New Study Explores Impacts of Marine and Freshwater Predators on Ecosystems and Society

New Study Explores Impacts of Marine and Freshwater Predators on Ecosystems and Society

Predators from marine and freshwater habitats, such as sharks, seals, tarpon and crocodiles, can impact ecosystems and also benefit human society in various ways.  

Credit: Shark, tarpon, Cape fur seals - Neil Hammerschlag, Ph.D.

American crocodile: Massimo Giogetta

By Diana Udel

Predators from marine and freshwater habitats, such as sharks, seals, tarpon and crocodiles, can impact ecosystems and also benefit human society in various ways.  

Credit: Shark, tarpon, Cape fur seals - Neil Hammerschlag, Ph.D.

American crocodile: Massimo Giogetta

New Study Explores Impacts of Marine and Freshwater Predators on Ecosystems and Society

By Diana Udel

MIAMI—March 11, 2019— A new study from a team of leading scientists reports on the diverse ways that aquatic predators, such as sharks and alligators, can impact ecosystems and also benefit human society. The study shows how these important ecological processes and ecosystem services to society can break down or recover from population losses and recoveries of aquatic predators.
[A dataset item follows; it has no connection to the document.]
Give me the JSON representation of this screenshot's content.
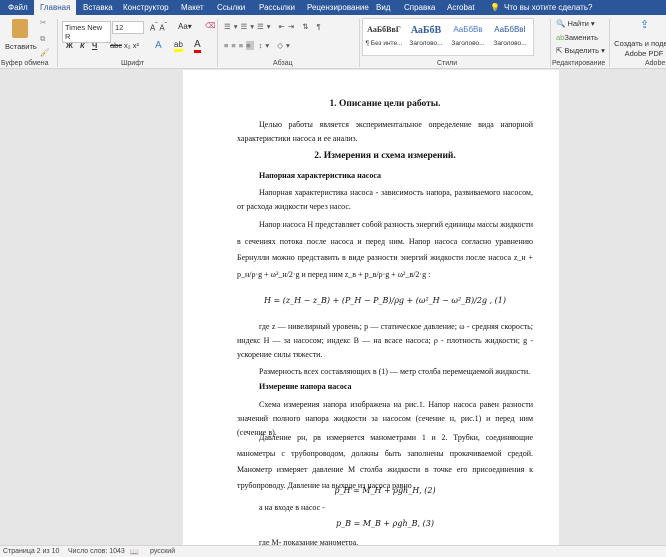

“Aquatic predators can influence their ecosystems by keeping prey populations in check, controlling the flow of nutrients, preventing the spread of diseases and invasive species, and even creating new habitats for other organisms,” said lead study author Neil Hammerschlag, a research associate professor at the University of Miami (UM) Rosenstiel School and Abess Center for Ecosystem Science & Policy. “In addition to benefiting humans as food, they are highly sought after for sport fishing, scuba diving and ecotourism, which creates thousands of jobs.”

The study also describes how aquatic predators can moderate climate change effects and have become inspiration for new products, such as shark skin-mimicking surfaces, being used to design more aerodynamic drones and planes, as well as the development of new medicines.

“To aid in future investigations, we identified 16 priority research questions.” said Steven Cooke, study co-author and professor at Carleton University, Canada. “One of the most critical is understanding how climate change is affecting the ecological roles of aquatic predators and the services they provide to humans in a changing world.”

The study concludes with a framework to aid policy makers and wildlife managers in supporting adaptive decision making involving aquatic predators within a context that maximizes their ecosystem function as well as the benefits they provide to humans under current and future environmental change.

The study, titled “Ecosystem Function and Services of Aquatic Predators in the Anthropocene”, DOI https://doi.org/10.1016/j.tree.2019.01.005was published online in the journal Trends in Ecology & Evolution on March 8, 2019. The papers coauthors include Neil Hammerschlag, of the UM Rosenstiel School, Department of Marine Ecosystems and Society and UM Leonard and Jane Abess Center for Ecosystem Science and Policy; Oswald J. Schmitz School of Forestry and Environmental Studies, Yale University, Alexander S. Flecker Department of Ecology and Evolutionary Biology, Cornell University, Kevin D. Lafferty US Geological Survey, Western Ecological Research Center, Marine Science Institute, University of California, Andrew Sih Department of Environmental Science and Policy, University of California, Trisha B. Atwood Department of Watershed Sciences and Ecology Center, Utah State University, Austin J. Gallagher Beneath the Waves, Duncan J. Irschick Organismic and Evolutionary Biology Program, University of Massachusetts, Rachel Skubel Leonard and Jayne Abess Center for Ecosystem Science and Policy, University of Miami, Steven J. Cooke, Fish Ecology and Conservation Physiology Laboratory, Carleton University, Ottawa